Synopses & Reviews
Introduction by A. S. Byatt
Illustrations by John Tenniel
Includes commissioned endnotes
Conceived by a shy British don on a golden afternoon to entertain ten-year-old Alice Liddell and her sisters, Alice’s Adventures in Wonderland and Through the Looking-Glass have delighted generations of readers in more than eighty languages. “The clue to the enduring fascination and greatness of the Alice books,” writes A. S. Byatt in her Introduction, “lies in language. It is play, and word-play, and its endless intriguing puzzles continue to reveal themselves long after we have ceased to be children.”
Includes a Modern Library Reading Group Guide
Lewis Carroll's marvelous recounting of Alice's adventures -- accompanied by John Tenniel's original illustrations -- is supplemented by newly commissioned explanatory notes and a reading group guide.

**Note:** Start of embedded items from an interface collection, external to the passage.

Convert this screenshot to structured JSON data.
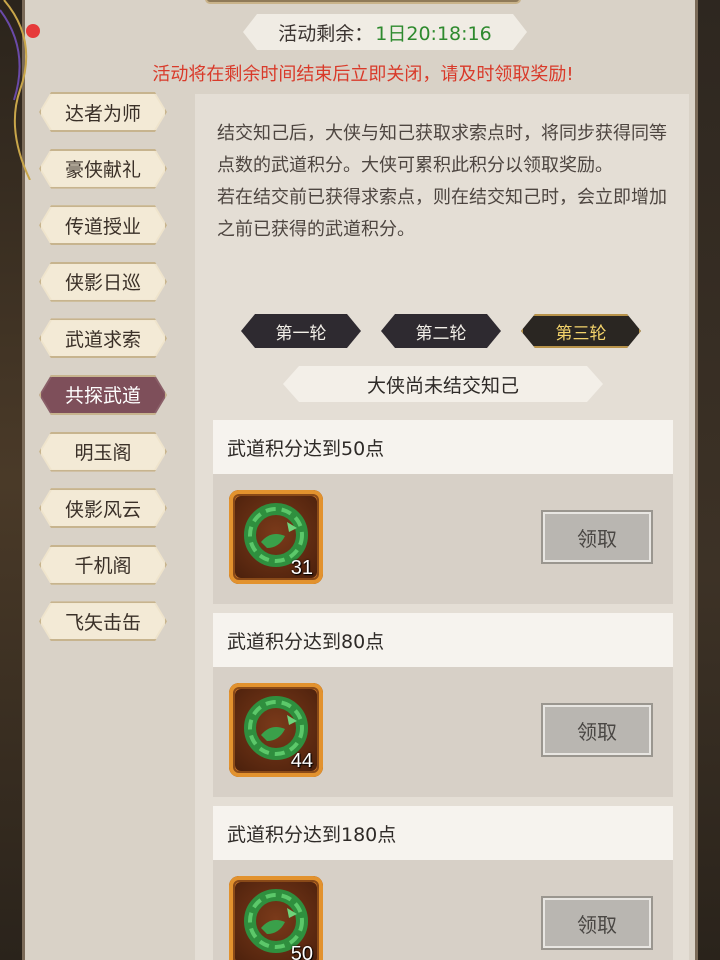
{
  "header": {
    "timer_label": "活动剩余：",
    "timer_value": "1日20:18:16",
    "notice": "活动将在剩余时间结束后立即关闭，请及时领取奖励!"
  },
  "sidebar": {
    "items": [
      {
        "label": "达者为师",
        "active": false
      },
      {
        "label": "豪侠献礼",
        "active": false
      },
      {
        "label": "传道授业",
        "active": false
      },
      {
        "label": "侠影日巡",
        "active": false
      },
      {
        "label": "武道求索",
        "active": false
      },
      {
        "label": "共探武道",
        "active": true
      },
      {
        "label": "明玉阁",
        "active": false
      },
      {
        "label": "侠影风云",
        "active": false
      },
      {
        "label": "千机阁",
        "active": false
      },
      {
        "label": "飞矢击缶",
        "active": false
      }
    ]
  },
  "main": {
    "description": [
      "结交知己后，大侠与知己获取求索点时，将同步获得同等点数的武道积分。大侠可累积此积分以领取奖励。",
      "若在结交前已获得求索点，则在结交知己时，会立即增加之前已获得的武道积分。"
    ],
    "round_tabs": [
      {
        "label": "第一轮",
        "active": false
      },
      {
        "label": "第二轮",
        "active": false
      },
      {
        "label": "第三轮",
        "active": true
      }
    ],
    "status": "大侠尚未结交知己",
    "rewards": [
      {
        "title": "武道积分达到50点",
        "item_icon": "jade-ring-icon",
        "count": "31",
        "button": "领取"
      },
      {
        "title": "武道积分达到80点",
        "item_icon": "jade-ring-icon",
        "count": "44",
        "button": "领取"
      },
      {
        "title": "武道积分达到180点",
        "item_icon": "jade-ring-icon",
        "count": "50",
        "button": "领取"
      }
    ]
  },
  "colors": {
    "panel_bg": "#d9d2c7",
    "notice_red": "#d93a2a",
    "timer_green": "#2e8a2e",
    "active_tab_purple": "#8a5f68",
    "item_frame_orange": "#c8742a",
    "jade_green": "#3aa04a"
  }
}
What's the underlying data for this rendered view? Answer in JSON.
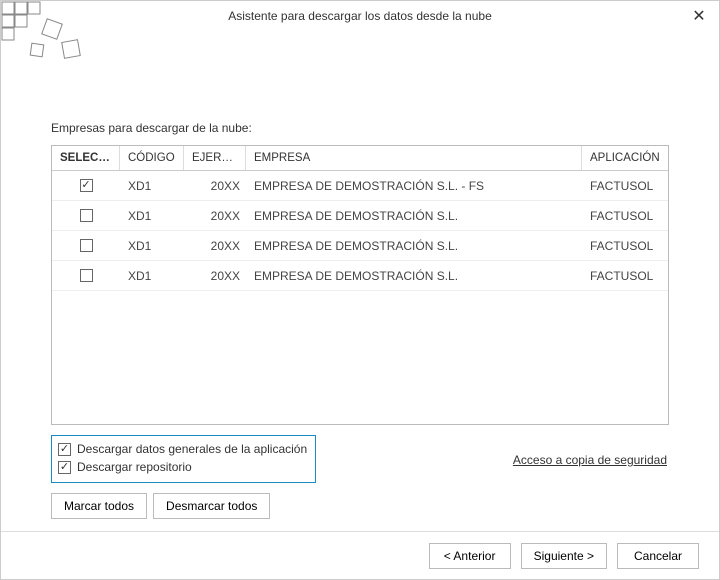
{
  "window": {
    "title": "Asistente para descargar los datos desde la nube"
  },
  "section_label": "Empresas para descargar de la nube:",
  "table": {
    "headers": {
      "seleccion": "SELECCI...",
      "codigo": "CÓDIGO",
      "ejercicio": "EJERCICIO",
      "empresa": "EMPRESA",
      "aplicacion": "APLICACIÓN"
    },
    "rows": [
      {
        "selected": true,
        "codigo": "XD1",
        "ejercicio": "20XX",
        "empresa": "EMPRESA DE DEMOSTRACIÓN S.L. - FS",
        "aplicacion": "FACTUSOL"
      },
      {
        "selected": false,
        "codigo": "XD1",
        "ejercicio": "20XX",
        "empresa": "EMPRESA DE DEMOSTRACIÓN S.L.",
        "aplicacion": "FACTUSOL"
      },
      {
        "selected": false,
        "codigo": "XD1",
        "ejercicio": "20XX",
        "empresa": "EMPRESA DE DEMOSTRACIÓN S.L.",
        "aplicacion": "FACTUSOL"
      },
      {
        "selected": false,
        "codigo": "XD1",
        "ejercicio": "20XX",
        "empresa": "EMPRESA DE DEMOSTRACIÓN S.L.",
        "aplicacion": "FACTUSOL"
      }
    ]
  },
  "options": {
    "opt1": {
      "label": "Descargar datos generales de la aplicación",
      "checked": true
    },
    "opt2": {
      "label": "Descargar repositorio",
      "checked": true
    }
  },
  "buttons": {
    "mark_all": "Marcar todos",
    "unmark_all": "Desmarcar todos",
    "backup_link": "Acceso a copia de seguridad",
    "back": "< Anterior",
    "next": "Siguiente >",
    "cancel": "Cancelar"
  },
  "colors": {
    "highlight_border": "#1b8bc4"
  }
}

About the Author
“Lewis Carroll,” creator of the brilliantly witty Alice’s Adventures in Wonderland
, was a pseudonym for Charles Lutwidge Dodgson, a shy Oxford don with a stammer.
He was born at Daresbury, Cheshire on January 27, 1832, son of a vicar. As the eldest boy among eleven children, he learned early to amuse his siblings by writing and editing family magazines. He was educated at Christ Church College, Oxford, where he lectured in mathematics from1855 to 1881. In 1861 he was ordained as a deacon.
Dodgson’s entry into the world of fiction was accidental. It happened one “golden afternoon” as he escorted his colleague’s three daughters on a trip up the river Isis. There he invented the story that might have been forgotten if not for the persistence of the youngest girl, Alice Liddell. Thanks to her, and to her encouraging friends, Alice was published in 1865, with drawings by the political cartoonist, John Tenniel. After Alice, Dodgson wrote Phantasmagoria and Other Poems (1869), Through the Looking-Glass (1871), The Hunting of Shark (1876, and Rhyme? and Reason? (1883).
As a mathematician Dodgson is best known for Euclid and His Modern Rivals (1879). He was also a superb children’s photographer, who captured the delicate, sensuous beauty of such little girls as Alice Liddell and Ellen Terry, the future actress. W.H. Auden called him “one of the best portrait photographer of the century.” Dodgson was also an inventor; his projects included a game of arithmetic croquet, a substitute for glue, and an apparatus for making notes in the dark. Though he sought publication for his light verse, he never dreamed his true gift–telling stories to children–merited publication or lasting fame, and he avoided publicity scrupulously Charles Dodgson died in 1898 of influenza.